In our last installment of this series, I touched on the paradigm of the BYOC (Bring Your Own Computer) concept. In many cases, this concept can scare the IT departments of the world because it is giving some very important control back to the user because the user decides on the equipment and the software they will use.
In the old realm of IT:
The technicians and/or the respective departments owned the actual hardware and software. Hardware ownership can be a double-edged sword. Yes, the department has the control of standardization to help with supporting the machines, but the company is now responsible for the actual financial asset, , spare parts, book keeping, and “end-of-life-ing” the machines when they are old or fail. Some may see this as a small item and I may agree there, but there is a disadvantage to this scenario.
Support costs money:
Each time a user submits a trouble ticket for hardware issues, it has a fee attached to it. Every time a technician attends to hardware troubleshooting, it has a fee attached to it. Service agreements with hardware vendors has a big fee attached to it.
We (IT) are in the business of saving the company money, right? If IT is busy supporting the hardware, when will IT get cycles to innovate, optimize, and simplify other processes and procedures (a.k.a. save money)?
In the BYOC world:
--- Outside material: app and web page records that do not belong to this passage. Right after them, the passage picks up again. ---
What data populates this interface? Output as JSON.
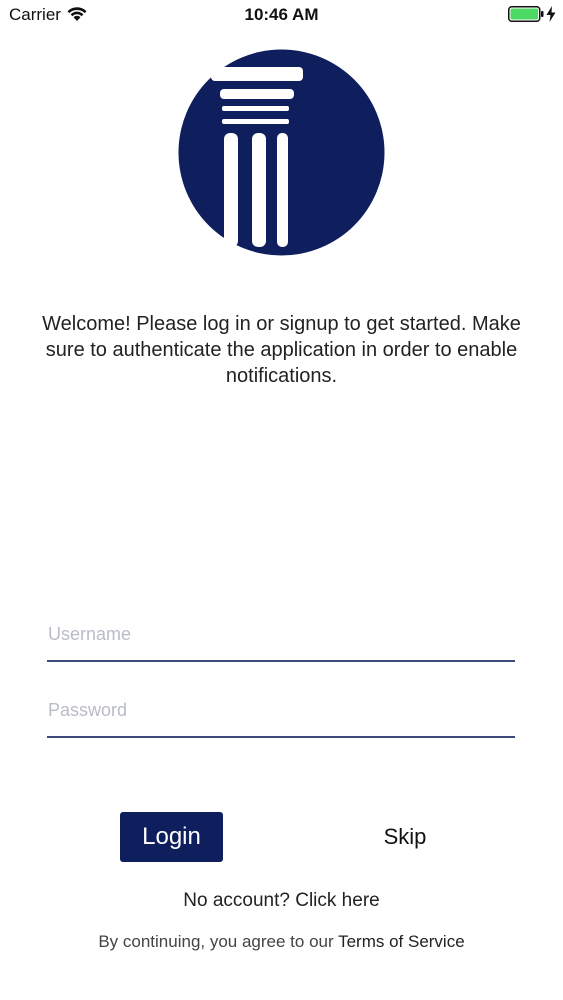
{
  "status_bar": {
    "carrier": "Carrier",
    "time": "10:46 AM",
    "wifi_icon": "wifi-icon",
    "battery_icon": "battery-icon",
    "charging_icon": "charging-bolt-icon"
  },
  "logo": {
    "icon": "pillar-logo-icon",
    "color": "#0f1f5e"
  },
  "welcome_message": "Welcome! Please log in or signup to get started. Make sure to authenticate the application in order to enable notifications.",
  "form": {
    "username": {
      "value": "",
      "placeholder": "Username"
    },
    "password": {
      "value": "",
      "placeholder": "Password"
    }
  },
  "actions": {
    "login_label": "Login",
    "skip_label": "Skip",
    "signup_label": "No account? Click here"
  },
  "terms": {
    "prefix": "By continuing, you agree to our ",
    "link_label": "Terms of Service"
  },
  "colors": {
    "brand": "#0f1f5e",
    "battery": "#4cd964",
    "input_underline": "#3c4a7a"
  }
}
Users OWN the laptop and the support agreements for the hardware and OS’s themselves. When the user obtains the laptop, they would get the three year support agreement (like AppleCare). When a user has an issue, they call the vendor to troubleshoot the hardware and/or OS. If there is a problem, the user sends the laptop off to the manufacture for repair (or brings it to a local repair depot). If the customer has to send in or leave the laptop, IT can help in this case with a loaner pool during the down time. IT would only need a small loaner pool for this support. This saves IT cycles and IT money over the spectrum of a whole company because they are not being billed for service calls, contracts for support, or personnel hours. Saving support dollars and support time is a major part of the BYOC concept. Thus, making the bean counters happier
What IT would own:
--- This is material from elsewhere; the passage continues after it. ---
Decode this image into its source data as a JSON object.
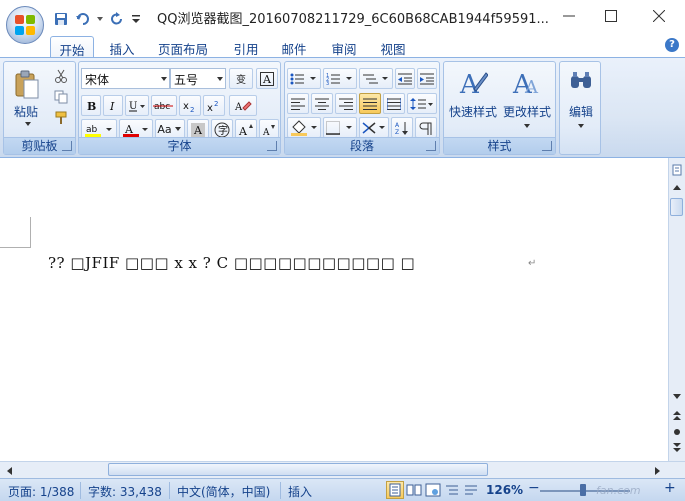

IT would own the corporate software (MicroSoft Office, SAP, etc.). IT would own the security of those applications and any data that is being accessed and stored via those applications. With Citrix XenApp, all of the company software resides on the XenApp servers. This ensures the license compliance is in IT’s control and the updates, patches, and administration is under IT’s control. XenApp does not care about hardware vendor, OS (Macintosh, Windows, Linux), or connection. If the user wants software locally installed (not via XenApp), the user would purchase the software, install it, and support themselves without IT support. Some users may want this option, but the number is not large. The users usually like having the software support that IT provides.
It is all about having a choice for today’s tech-savvy workers!
At Citrix, we leverage our partnerships and vendors to offer employee discounts on certain software, but this method is not imperative for a BYOC program to work since the user still has access to these applications via XenApp.
Of course there are a couple of other AWESOME Citrix solutions that can be implemented in the BYOC world and we will talk about those in future installments of this series.